Another SpaceX mission to launch a US Space Force GPS satellite has also been scrubbed multiple times, most recently on Friday. Meanwhile, United Launch Alliance has been trying to get one of its Delta IV Heavy rockets off the ground since August, but has been delayed at least six times. 

Musk expressed his clear frustration with the series of scrubs last week.

“We will need to make a lot of improvements to have a chance of completing 48 launches next year!” Musk tweeted Friday.

SpaceX launches 60 more Starlink satellites, breaks ‘Scrubtober’ delay streak

egxpl5rucaatfpr

A Falcon 9 blasts off on Aug. 30.


SpaceX

Space fans have been starved for action lately, with three big missions repeatedly scrubbed and postponed over the past several weeks. But early on Tuesday, SpaceX finally ended the streak that became known as #Scrubtober (the hashtag previously known as #Scrubtember) with the launch and deployment of 60 new Starlink satellites via a Falcon 9 rocket from Cape Canaveral. 

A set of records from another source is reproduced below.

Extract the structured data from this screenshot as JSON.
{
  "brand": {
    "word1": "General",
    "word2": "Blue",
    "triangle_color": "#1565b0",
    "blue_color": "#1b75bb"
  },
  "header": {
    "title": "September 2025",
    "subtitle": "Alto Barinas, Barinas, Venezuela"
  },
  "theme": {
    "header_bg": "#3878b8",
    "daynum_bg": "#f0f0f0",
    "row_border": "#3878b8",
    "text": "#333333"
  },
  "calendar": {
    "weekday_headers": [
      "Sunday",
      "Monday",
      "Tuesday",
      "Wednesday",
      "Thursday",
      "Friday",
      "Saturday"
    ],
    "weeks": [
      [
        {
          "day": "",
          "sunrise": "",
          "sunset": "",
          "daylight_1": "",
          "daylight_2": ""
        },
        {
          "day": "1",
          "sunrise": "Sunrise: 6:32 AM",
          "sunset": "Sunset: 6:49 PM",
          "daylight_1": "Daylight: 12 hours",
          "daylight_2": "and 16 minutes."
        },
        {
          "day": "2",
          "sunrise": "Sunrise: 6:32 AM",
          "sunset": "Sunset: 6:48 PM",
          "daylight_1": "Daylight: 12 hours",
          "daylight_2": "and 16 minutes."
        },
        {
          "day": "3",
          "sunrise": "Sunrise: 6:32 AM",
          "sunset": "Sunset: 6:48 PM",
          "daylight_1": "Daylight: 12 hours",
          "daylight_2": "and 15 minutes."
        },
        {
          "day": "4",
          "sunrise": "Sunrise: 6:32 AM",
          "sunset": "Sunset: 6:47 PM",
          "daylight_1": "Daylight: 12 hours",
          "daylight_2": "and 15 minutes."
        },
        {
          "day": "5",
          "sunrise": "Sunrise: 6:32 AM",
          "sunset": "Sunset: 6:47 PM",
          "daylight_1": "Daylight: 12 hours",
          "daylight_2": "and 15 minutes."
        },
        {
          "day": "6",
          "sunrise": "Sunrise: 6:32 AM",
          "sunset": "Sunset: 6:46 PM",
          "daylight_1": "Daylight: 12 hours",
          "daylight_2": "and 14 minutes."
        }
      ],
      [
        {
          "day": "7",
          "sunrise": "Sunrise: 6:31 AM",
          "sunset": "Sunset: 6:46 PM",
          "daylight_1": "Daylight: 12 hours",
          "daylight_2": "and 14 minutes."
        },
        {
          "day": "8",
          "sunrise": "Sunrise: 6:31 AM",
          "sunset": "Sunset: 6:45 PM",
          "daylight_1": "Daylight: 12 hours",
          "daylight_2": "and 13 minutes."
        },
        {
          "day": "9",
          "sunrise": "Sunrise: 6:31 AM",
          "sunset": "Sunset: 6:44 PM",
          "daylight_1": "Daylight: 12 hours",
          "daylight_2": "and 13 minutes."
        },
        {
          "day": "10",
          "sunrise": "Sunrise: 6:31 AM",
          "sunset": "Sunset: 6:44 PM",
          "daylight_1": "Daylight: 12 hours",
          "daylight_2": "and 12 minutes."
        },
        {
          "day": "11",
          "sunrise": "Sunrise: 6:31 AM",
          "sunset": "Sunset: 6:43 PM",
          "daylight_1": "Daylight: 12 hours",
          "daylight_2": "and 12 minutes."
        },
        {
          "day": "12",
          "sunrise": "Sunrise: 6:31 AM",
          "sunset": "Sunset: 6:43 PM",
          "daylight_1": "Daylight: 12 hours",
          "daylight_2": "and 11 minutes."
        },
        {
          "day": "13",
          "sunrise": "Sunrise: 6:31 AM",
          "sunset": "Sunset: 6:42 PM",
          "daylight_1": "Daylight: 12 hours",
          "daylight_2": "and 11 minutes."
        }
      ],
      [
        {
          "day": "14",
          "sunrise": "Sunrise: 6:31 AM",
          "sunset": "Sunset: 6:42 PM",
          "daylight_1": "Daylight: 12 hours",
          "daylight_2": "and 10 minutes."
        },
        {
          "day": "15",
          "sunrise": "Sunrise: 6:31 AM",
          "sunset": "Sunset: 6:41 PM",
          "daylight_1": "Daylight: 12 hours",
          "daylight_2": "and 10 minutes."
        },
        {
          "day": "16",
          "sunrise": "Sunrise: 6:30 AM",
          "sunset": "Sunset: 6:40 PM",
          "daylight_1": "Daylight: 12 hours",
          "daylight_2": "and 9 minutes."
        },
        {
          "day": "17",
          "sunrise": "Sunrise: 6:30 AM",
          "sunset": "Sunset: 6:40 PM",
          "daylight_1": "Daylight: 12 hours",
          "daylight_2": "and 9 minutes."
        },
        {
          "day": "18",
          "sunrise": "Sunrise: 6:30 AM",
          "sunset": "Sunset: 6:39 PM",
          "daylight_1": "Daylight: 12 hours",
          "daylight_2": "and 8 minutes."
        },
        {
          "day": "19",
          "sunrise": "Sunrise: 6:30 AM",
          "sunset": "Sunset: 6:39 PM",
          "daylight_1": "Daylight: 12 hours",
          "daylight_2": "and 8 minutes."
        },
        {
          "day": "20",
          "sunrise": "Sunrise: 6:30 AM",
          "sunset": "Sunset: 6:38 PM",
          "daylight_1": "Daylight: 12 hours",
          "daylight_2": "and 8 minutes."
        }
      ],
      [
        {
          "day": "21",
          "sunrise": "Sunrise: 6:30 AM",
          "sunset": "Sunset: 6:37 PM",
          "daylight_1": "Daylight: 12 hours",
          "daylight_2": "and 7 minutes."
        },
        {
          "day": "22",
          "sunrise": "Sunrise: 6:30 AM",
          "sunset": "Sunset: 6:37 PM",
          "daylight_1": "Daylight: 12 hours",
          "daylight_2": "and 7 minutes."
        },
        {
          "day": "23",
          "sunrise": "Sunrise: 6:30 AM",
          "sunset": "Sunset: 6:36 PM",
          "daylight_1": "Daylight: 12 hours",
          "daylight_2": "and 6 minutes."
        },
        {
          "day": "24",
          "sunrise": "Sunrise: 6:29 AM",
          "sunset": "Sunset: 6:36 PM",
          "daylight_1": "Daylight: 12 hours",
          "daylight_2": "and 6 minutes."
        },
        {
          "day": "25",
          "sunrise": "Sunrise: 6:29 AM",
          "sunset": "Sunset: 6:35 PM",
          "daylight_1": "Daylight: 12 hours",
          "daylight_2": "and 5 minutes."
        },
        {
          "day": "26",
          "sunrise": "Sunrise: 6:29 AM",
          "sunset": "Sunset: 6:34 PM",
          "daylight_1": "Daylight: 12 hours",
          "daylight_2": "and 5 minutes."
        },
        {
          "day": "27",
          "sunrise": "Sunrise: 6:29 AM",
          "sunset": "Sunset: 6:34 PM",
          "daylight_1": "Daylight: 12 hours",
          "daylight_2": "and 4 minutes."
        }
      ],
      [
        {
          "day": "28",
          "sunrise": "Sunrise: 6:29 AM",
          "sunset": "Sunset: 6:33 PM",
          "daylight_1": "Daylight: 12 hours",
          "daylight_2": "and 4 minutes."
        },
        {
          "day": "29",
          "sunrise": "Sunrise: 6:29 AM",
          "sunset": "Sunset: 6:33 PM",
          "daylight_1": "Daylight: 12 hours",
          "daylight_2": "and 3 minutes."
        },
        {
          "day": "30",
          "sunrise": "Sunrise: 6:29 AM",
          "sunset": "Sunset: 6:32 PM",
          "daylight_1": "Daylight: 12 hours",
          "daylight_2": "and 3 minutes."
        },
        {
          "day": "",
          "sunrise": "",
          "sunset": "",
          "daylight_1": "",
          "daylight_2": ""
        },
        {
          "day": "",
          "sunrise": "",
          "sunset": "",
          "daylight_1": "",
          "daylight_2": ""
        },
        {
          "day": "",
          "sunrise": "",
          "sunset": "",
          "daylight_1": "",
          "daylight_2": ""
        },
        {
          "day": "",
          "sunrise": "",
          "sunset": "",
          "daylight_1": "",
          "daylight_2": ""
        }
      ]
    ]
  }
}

This Starlink mission was the Falcon 9 rocket booster’s third flight overall. It sent astronauts Doug Hurley and Bob Behnken to orbit in May and then launched a South Korean satellite in July. So far, SpaceX has managed to launch and land the same rocket up to six times

The Falcon 9 first stage landed again on the droneship Of Course I Still Love You in the Atlantic about 8.5 minutes after launch Tuesday. SpaceX also reports that it caught at least one of the fairing halves that flew on two previous missions.

The launch, originally scheduled for September, was postponed multiple times, including twice last week due to heavy clouds in one case and an aberrant ground sensor reading in another. Monday’s scrub was yet again blamed on weather. 

Another SpaceX mission to launch a US Space Force GPS satellite has also been scrubbed multiple times, most recently on Friday. Meanwhile, United Launch Alliance has been trying to get one of its Delta IV Heavy rockets off the ground since August, but has been delayed at least six times. 

Musk expressed his clear frustration with the series of scrubs last week.

“We will need to make a lot of improvements to have a chance of completing 48 launches next year!” Musk tweeted Friday.